Ka‘a Point on the north shore of Maui near the airport has a great combination of water conditions, with a protected cove that has flat water close to the shore, chop in intermediate depths and good jumping waves just off the point. Nearby “Action Beach” is home to instructional schools and a good place for learners to get started. Watch the pros compete in contests at Ho‘okipa Beach and pick up some pointers. Take your lessons well enough and you just might be able to join them yourself on a future visit.
Turks and Caicos
Quickly emerging as a destination for kitesurfing, Turks and Caicos match up well against any other Caribbean islands in quality. On Providenciales, the main island, Long Bay Beach has soft sand and shallow waters particularly forgiving to first-timers, with a long flat ride. Though it’s just a few minutes from popular Grace Bay Beach, Long Bay is often uncrowded, leaving you plenty of room to work. Once you have experience under your belt, Grace Bay’s deeper waters and northeast winds make for a rewarding challenge, producing plenty of chop and a good break off the reef about a mile out.
Just a glance at the map explains why Tarifa is the kitesurfing capital of Europe. Situated on the Atlantic side of the Strait of Gibraltar, just across from Africa, there’s a 6-mile stretch of beach that’s basically a huge wind tunnel. The wind coming from the east is generally consistent and not too heavy, making it easy for just about anyone to catch a smooth ride. Where things pick up is when the from the west blows in, building speed as it does so and gusting close to 60 mph at times, often for days or weeks at a time.
Nabq Bay, Egypt
On the Sinai Peninsula, where the Gulf of Aqaba (aka Gulf of Eilat) meets the Red Sea, conditions are ripe for kitesurfing. Tiran Island sits at the meeting point, creating twin lagoons that are shallow with sandy bottoms. One area is perfect for beginners, while experienced riders flock to the other. Though kitesurfing only began in the area about a quarter-century ago, it easily became recognized worldwide as a mecca for enthusiasts.
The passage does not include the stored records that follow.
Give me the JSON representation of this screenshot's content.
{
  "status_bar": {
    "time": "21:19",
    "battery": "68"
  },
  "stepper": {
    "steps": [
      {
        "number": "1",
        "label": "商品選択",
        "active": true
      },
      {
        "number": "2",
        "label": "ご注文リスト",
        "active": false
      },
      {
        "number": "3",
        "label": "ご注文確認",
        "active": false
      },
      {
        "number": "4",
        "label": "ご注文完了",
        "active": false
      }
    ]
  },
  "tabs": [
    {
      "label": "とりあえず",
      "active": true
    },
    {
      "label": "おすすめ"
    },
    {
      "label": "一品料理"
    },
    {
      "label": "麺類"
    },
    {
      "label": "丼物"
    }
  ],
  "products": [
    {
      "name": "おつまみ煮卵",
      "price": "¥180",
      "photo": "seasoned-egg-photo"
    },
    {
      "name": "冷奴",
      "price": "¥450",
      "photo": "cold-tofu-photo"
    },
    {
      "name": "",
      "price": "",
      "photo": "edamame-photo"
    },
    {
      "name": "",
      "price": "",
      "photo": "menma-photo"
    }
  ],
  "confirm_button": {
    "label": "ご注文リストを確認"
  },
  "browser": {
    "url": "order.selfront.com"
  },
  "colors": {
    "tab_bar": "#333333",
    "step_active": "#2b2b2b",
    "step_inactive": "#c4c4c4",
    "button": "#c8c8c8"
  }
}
Brazil has more than 4,500 miles of coastline, so it’s no surprise that some stretch of it is one of the top spots in the world for something. As Ipanema and Copacabana beaches are the places to see, be seen and party, Cumbuco on the country’s northeastern coast is the place to catch wind and waves. The weather is almost always perfect, the wind is steady and there is a tight-knit community of devotees who train regularly. With zones of flat water and areas with high waves, it’s a great place to start out and work your way up as your skills and confidence improve.